**EXERCISE INSTRUCTIONS**
Copy the records word for word, omitting all pictures.

[Data items]

----

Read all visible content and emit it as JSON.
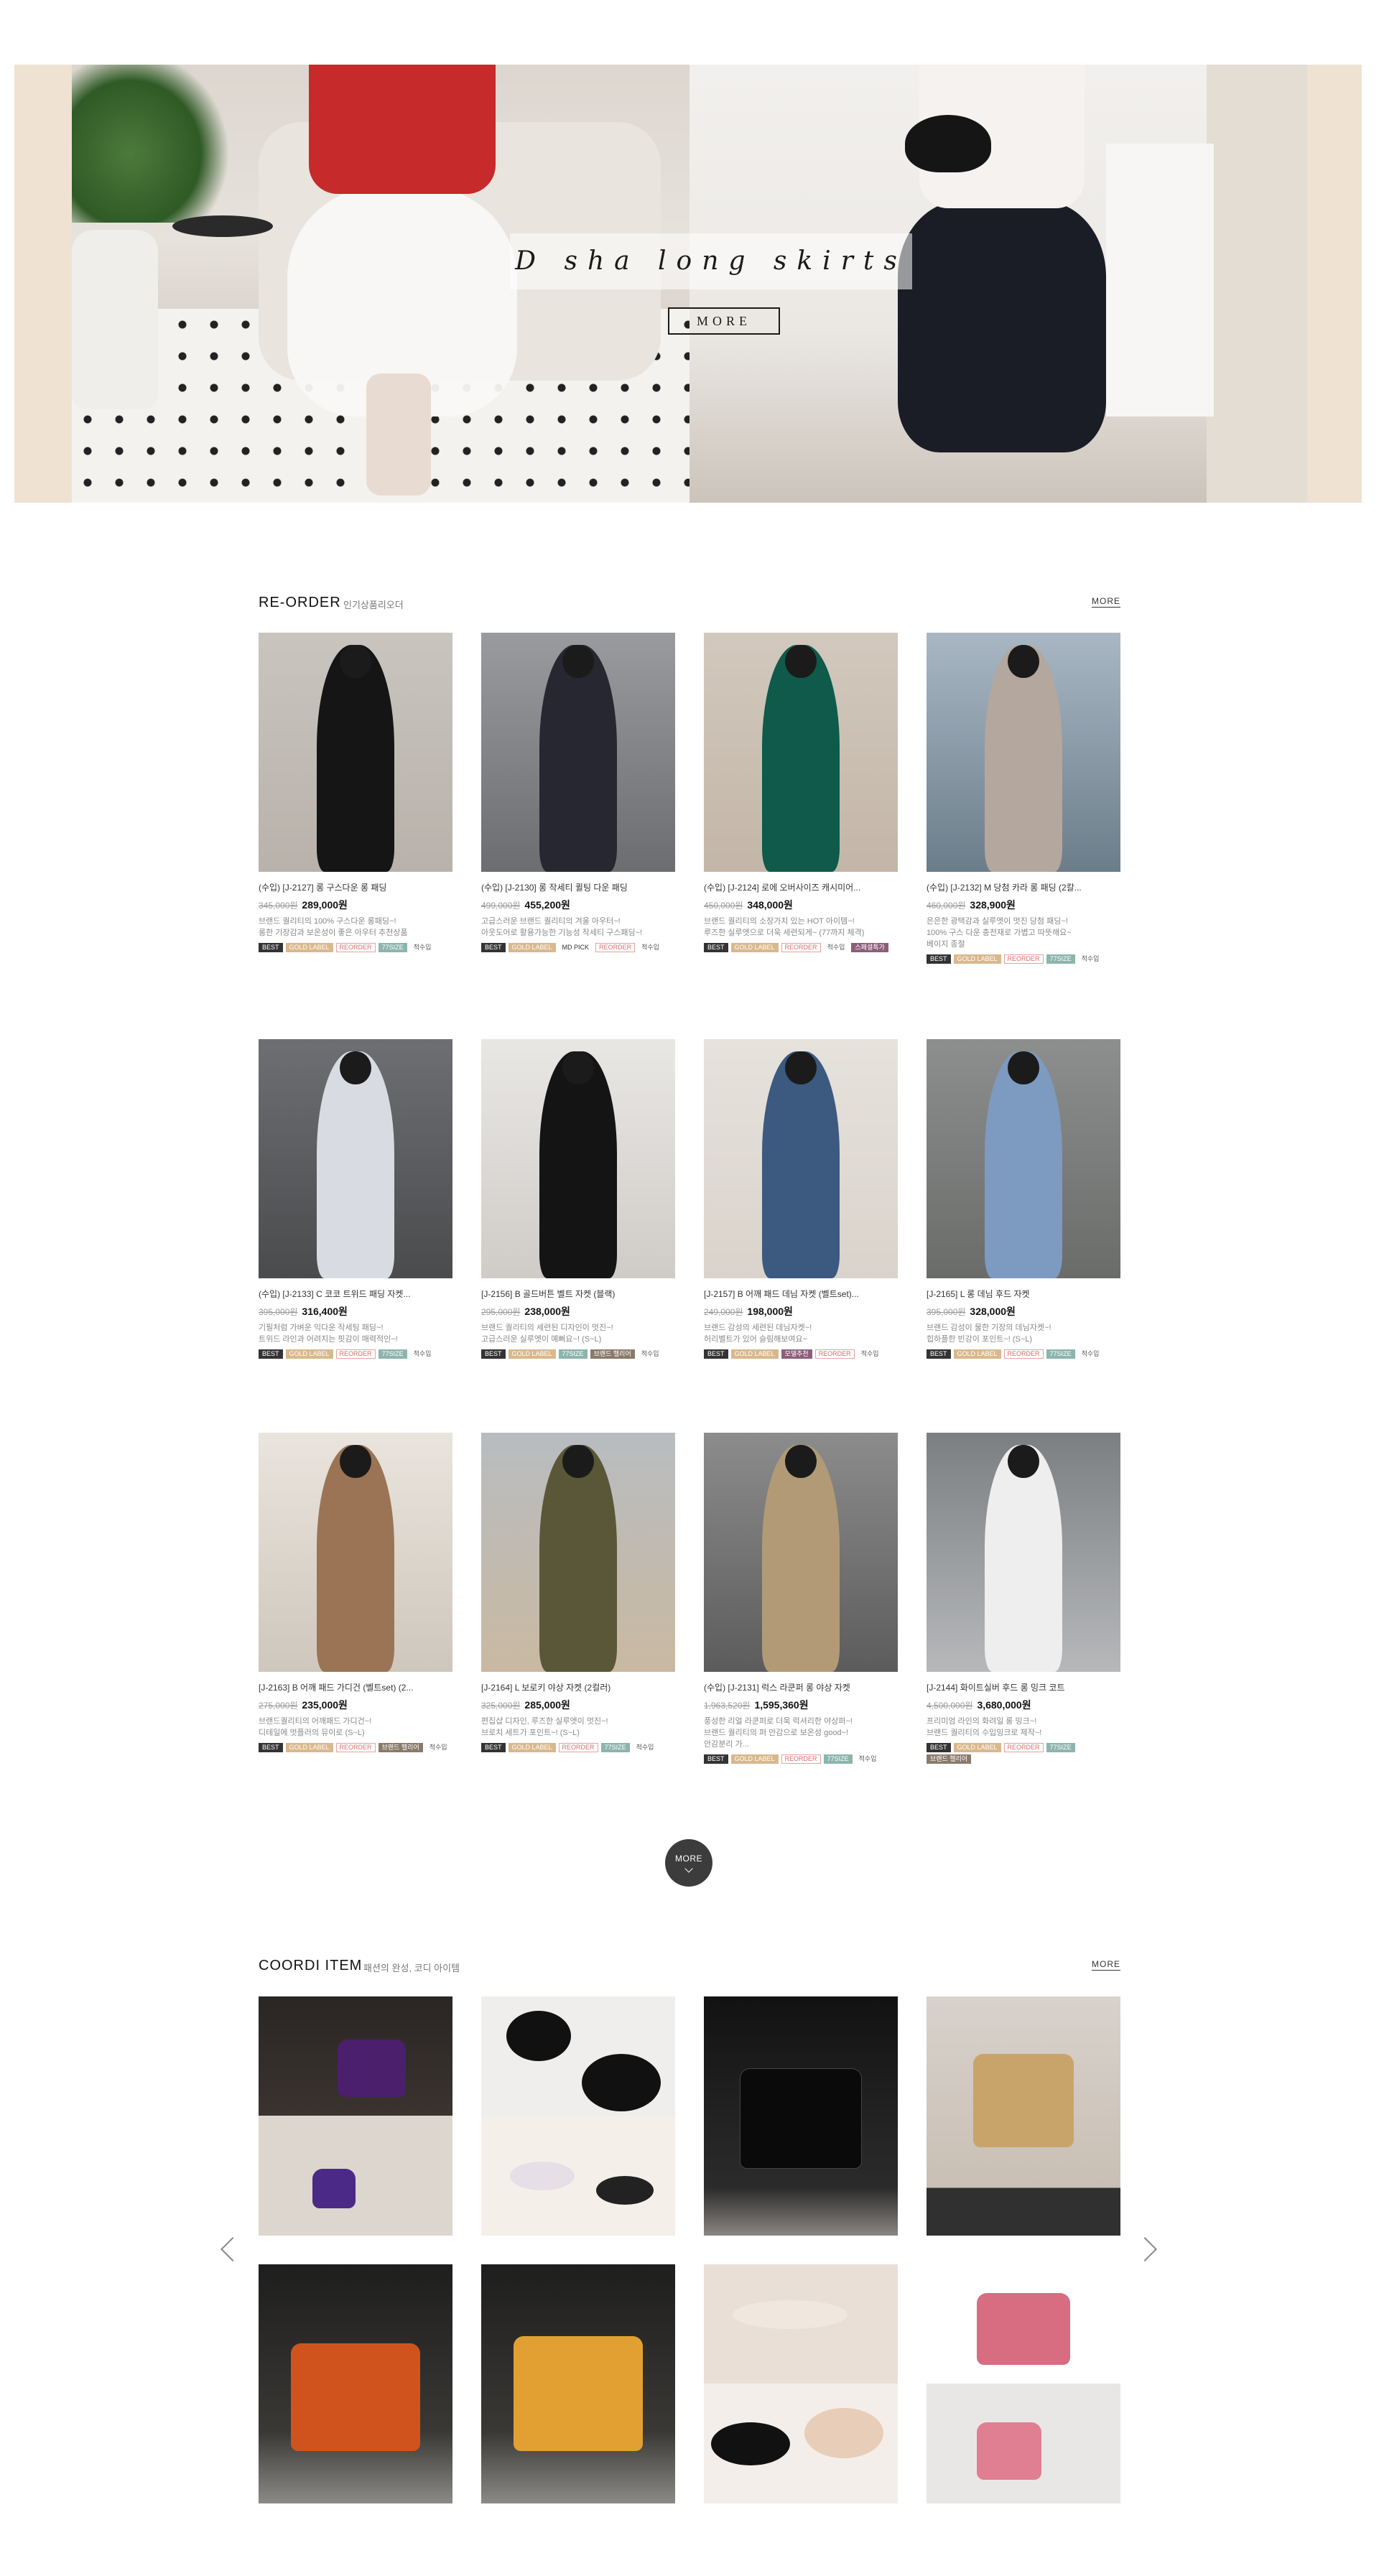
{
  "hero": {
    "caption": "D sha long skirts",
    "more_label": "MORE"
  },
  "reorder": {
    "title": "RE-ORDER",
    "subtitle": "인기상품리오더",
    "more_label": "MORE",
    "products": [
      {
        "name": "(수입) [J-2127] 롱 구스다운 롱 패딩",
        "old": "345,000원",
        "new": "289,000원",
        "desc": [
          "브랜드 퀄리티의 100% 구스다운 롱패딩~!",
          "롱한 기장감과 보온성이 좋은 아우터 추천상품"
        ],
        "badges": [
          "BEST",
          "GOLD LABEL",
          "REORDER",
          "77SIZE",
          "적수입"
        ]
      },
      {
        "name": "(수입) [J-2130] 롱 작세티 퀼팅 다운 패딩",
        "old": "499,000원",
        "new": "455,200원",
        "desc": [
          "고급스러운 브랜드 퀄리티의 겨울 아우터~!",
          "아웃도어로 활용가능한 기능성 작세티 구스패딩~!"
        ],
        "badges": [
          "BEST",
          "GOLD LABEL",
          "MD PICK",
          "REORDER",
          "적수입"
        ]
      },
      {
        "name": "(수입) [J-2124] 로에 오버사이즈 캐시미어...",
        "old": "450,000원",
        "new": "348,000원",
        "desc": [
          "브랜드 퀄리티의 소장가치 있는 HOT 아이템~!",
          "루즈한 실루엣으로 더욱 세련되게~ (77까지 체격)"
        ],
        "badges": [
          "BEST",
          "GOLD LABEL",
          "REORDER",
          "적수입",
          "스페셜특가"
        ]
      },
      {
        "name": "(수입) [J-2132] M 당첨 카라 롱 패딩 (2칼...",
        "old": "460,000원",
        "new": "328,900원",
        "desc": [
          "은은한 광택감과 실루엣이 멋진 당첨 패딩~!",
          "100% 구스 다운 충전재로 가볍고 따뜻해요~",
          "베이지 종절"
        ],
        "badges": [
          "BEST",
          "GOLD LABEL",
          "REORDER",
          "77SIZE",
          "적수입"
        ]
      },
      {
        "name": "(수입) [J-2133] C 코코 트위드 패딩 자켓...",
        "old": "395,000원",
        "new": "316,400원",
        "desc": [
          "기필처럼 가벼운 익다운 작세팅 패딩~!",
          "트위드 라인과 어려지는 핏감이 매력적인~!"
        ],
        "badges": [
          "BEST",
          "GOLD LABEL",
          "REORDER",
          "77SIZE",
          "적수입"
        ]
      },
      {
        "name": "[J-2156] B 골드버튼 벨트 자켓 (블랙)",
        "old": "295,000원",
        "new": "238,000원",
        "desc": [
          "브랜드 퀄리티의 세련된 디자인이 멋진~!",
          "고급스러운 실루엣이 예뻐요~! (S~L)"
        ],
        "badges": [
          "BEST",
          "GOLD LABEL",
          "77SIZE",
          "브랜드 헬리어",
          "적수입"
        ]
      },
      {
        "name": "[J-2157] B 어깨 패드 데님 자켓 (벨트set)...",
        "old": "249,000원",
        "new": "198,000원",
        "desc": [
          "브랜드 감성의 세련된 데님자켓~!",
          "허리벨트가 있어 슬림해보여요~"
        ],
        "badges": [
          "BEST",
          "GOLD LABEL",
          "모델추천",
          "REORDER",
          "적수입"
        ]
      },
      {
        "name": "[J-2165] L 롱 데님 후드 자켓",
        "old": "395,000원",
        "new": "328,000원",
        "desc": [
          "브랜드 감성이 물한 기장의 데님자켓~!",
          "힙하플한 빈강이 포인트~! (S~L)"
        ],
        "badges": [
          "BEST",
          "GOLD LABEL",
          "REORDER",
          "77SIZE",
          "적수입"
        ]
      },
      {
        "name": "[J-2163] B 어깨 패드 가디건 (벨트set) (2...",
        "old": "275,000원",
        "new": "235,000원",
        "desc": [
          "브랜드퀄리티의 어깨패드 가디건~!",
          "디테일에 멋플러의 뮤이로 (S~L)"
        ],
        "badges": [
          "BEST",
          "GOLD LABEL",
          "REORDER",
          "브랜드 헬리어",
          "적수입"
        ]
      },
      {
        "name": "[J-2164] L 보로키 야상 자켓 (2컬러)",
        "old": "325,000원",
        "new": "285,000원",
        "desc": [
          "편집샵 디자인, 루즈한 실루엣이 멋진~!",
          "브로치 세트가 포인트~! (S~L)"
        ],
        "badges": [
          "BEST",
          "GOLD LABEL",
          "REORDER",
          "77SIZE",
          "적수입"
        ]
      },
      {
        "name": "(수입) [J-2131] 럭스 라쿤퍼 롱 야상 자켓",
        "old": "1,963,520원",
        "new": "1,595,360원",
        "desc": [
          "풍성한 리얼 라쿤퍼로 더욱 럭셔리한 야상퍼~!",
          "브랜드 퀄리티의 퍼 안감으로 보온성 good~!",
          "안감분리 가..."
        ],
        "badges": [
          "BEST",
          "GOLD LABEL",
          "REORDER",
          "77SIZE",
          "적수입"
        ]
      },
      {
        "name": "[J-2144] 화이트실버 후드 롱 밍크 코트",
        "old": "4,500,000원",
        "new": "3,680,000원",
        "desc": [
          "프리미엄 라인의 화려일 롱 밍크~!",
          "브랜드 퀄리티의 수입밍크로 제작~!"
        ],
        "badges": [
          "BEST",
          "GOLD LABEL",
          "REORDER",
          "77SIZE",
          "브랜드 헬리어"
        ]
      }
    ],
    "load_more_label": "MORE"
  },
  "coordi": {
    "title": "COORDI ITEM",
    "subtitle": "패션의 완성, 코디 아이템",
    "more_label": "MORE",
    "prev_label": "previous",
    "next_label": "next"
  },
  "colors": {
    "accent": "#3c3c3c",
    "hero_bg": "#efe2d2",
    "badge_gold": "#d9b88c",
    "badge_reorder": "#d56d6d",
    "badge_new": "#8cb5ad"
  }
}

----

**TASK OUTPUT**
Read all visible content and emit it as JSON.
{
  "hero": {
    "caption": "D sha long skirts",
    "more_label": "MORE"
  },
  "reorder": {
    "title": "RE-ORDER",
    "subtitle": "인기상품리오더",
    "more_label": "MORE",
    "products": [
      {
        "name": "(수입) [J-2127] 롱 구스다운 롱 패딩",
        "old": "345,000원",
        "new": "289,000원",
        "desc": [
          "브랜드 퀄리티의 100% 구스다운 롱패딩~!",
          "롱한 기장감과 보온성이 좋은 아우터 추천상품"
        ],
        "badges": [
          "BEST",
          "GOLD LABEL",
          "REORDER",
          "77SIZE",
          "적수입"
        ]
      },
      {
        "name": "(수입) [J-2130] 롱 작세티 퀼팅 다운 패딩",
        "old": "499,000원",
        "new": "455,200원",
        "desc": [
          "고급스러운 브랜드 퀄리티의 겨울 아우터~!",
          "아웃도어로 활용가능한 기능성 작세티 구스패딩~!"
        ],
        "badges": [
          "BEST",
          "GOLD LABEL",
          "MD PICK",
          "REORDER",
          "적수입"
        ]
      },
      {
        "name": "(수입) [J-2124] 로에 오버사이즈 캐시미어...",
        "old": "450,000원",
        "new": "348,000원",
        "desc": [
          "브랜드 퀄리티의 소장가치 있는 HOT 아이템~!",
          "루즈한 실루엣으로 더욱 세련되게~ (77까지 체격)"
        ],
        "badges": [
          "BEST",
          "GOLD LABEL",
          "REORDER",
          "적수입",
          "스페셜특가"
        ]
      },
      {
        "name": "(수입) [J-2132] M 당첨 카라 롱 패딩 (2칼...",
        "old": "460,000원",
        "new": "328,900원",
        "desc": [
          "은은한 광택감과 실루엣이 멋진 당첨 패딩~!",
          "100% 구스 다운 충전재로 가볍고 따뜻해요~",
          "베이지 종절"
        ],
        "badges": [
          "BEST",
          "GOLD LABEL",
          "REORDER",
          "77SIZE",
          "적수입"
        ]
      },
      {
        "name": "(수입) [J-2133] C 코코 트위드 패딩 자켓...",
        "old": "395,000원",
        "new": "316,400원",
        "desc": [
          "기필처럼 가벼운 익다운 작세팅 패딩~!",
          "트위드 라인과 어려지는 핏감이 매력적인~!"
        ],
        "badges": [
          "BEST",
          "GOLD LABEL",
          "REORDER",
          "77SIZE",
          "적수입"
        ]
      },
      {
        "name": "[J-2156] B 골드버튼 벨트 자켓 (블랙)",
        "old": "295,000원",
        "new": "238,000원",
        "desc": [
          "브랜드 퀄리티의 세련된 디자인이 멋진~!",
          "고급스러운 실루엣이 예뻐요~! (S~L)"
        ],
        "badges": [
          "BEST",
          "GOLD LABEL",
          "77SIZE",
          "브랜드 헬리어",
          "적수입"
        ]
      },
      {
        "name": "[J-2157] B 어깨 패드 데님 자켓 (벨트set)...",
        "old": "249,000원",
        "new": "198,000원",
        "desc": [
          "브랜드 감성의 세련된 데님자켓~!",
          "허리벨트가 있어 슬림해보여요~"
        ],
        "badges": [
          "BEST",
          "GOLD LABEL",
          "모델추천",
          "REORDER",
          "적수입"
        ]
      },
      {
        "name": "[J-2165] L 롱 데님 후드 자켓",
        "old": "395,000원",
        "new": "328,000원",
        "desc": [
          "브랜드 감성이 물한 기장의 데님자켓~!",
          "힙하플한 빈강이 포인트~! (S~L)"
        ],
        "badges": [
          "BEST",
          "GOLD LABEL",
          "REORDER",
          "77SIZE",
          "적수입"
        ]
      },
      {
        "name": "[J-2163] B 어깨 패드 가디건 (벨트set) (2...",
        "old": "275,000원",
        "new": "235,000원",
        "desc": [
          "브랜드퀄리티의 어깨패드 가디건~!",
          "디테일에 멋플러의 뮤이로 (S~L)"
        ],
        "badges": [
          "BEST",
          "GOLD LABEL",
          "REORDER",
          "브랜드 헬리어",
          "적수입"
        ]
      },
      {
        "name": "[J-2164] L 보로키 야상 자켓 (2컬러)",
        "old": "325,000원",
        "new": "285,000원",
        "desc": [
          "편집샵 디자인, 루즈한 실루엣이 멋진~!",
          "브로치 세트가 포인트~! (S~L)"
        ],
        "badges": [
          "BEST",
          "GOLD LABEL",
          "REORDER",
          "77SIZE",
          "적수입"
        ]
      },
      {
        "name": "(수입) [J-2131] 럭스 라쿤퍼 롱 야상 자켓",
        "old": "1,963,520원",
        "new": "1,595,360원",
        "desc": [
          "풍성한 리얼 라쿤퍼로 더욱 럭셔리한 야상퍼~!",
          "브랜드 퀄리티의 퍼 안감으로 보온성 good~!",
          "안감분리 가..."
        ],
        "badges": [
          "BEST",
          "GOLD LABEL",
          "REORDER",
          "77SIZE",
          "적수입"
        ]
      },
      {
        "name": "[J-2144] 화이트실버 후드 롱 밍크 코트",
        "old": "4,500,000원",
        "new": "3,680,000원",
        "desc": [
          "프리미엄 라인의 화려일 롱 밍크~!",
          "브랜드 퀄리티의 수입밍크로 제작~!"
        ],
        "badges": [
          "BEST",
          "GOLD LABEL",
          "REORDER",
          "77SIZE",
          "브랜드 헬리어"
        ]
      }
    ],
    "load_more_label": "MORE"
  },
  "coordi": {
    "title": "COORDI ITEM",
    "subtitle": "패션의 완성, 코디 아이템",
    "more_label": "MORE",
    "prev_label": "previous",
    "next_label": "next"
  },
  "colors": {
    "accent": "#3c3c3c",
    "hero_bg": "#efe2d2",
    "badge_gold": "#d9b88c",
    "badge_reorder": "#d56d6d",
    "badge_new": "#8cb5ad"
  }
}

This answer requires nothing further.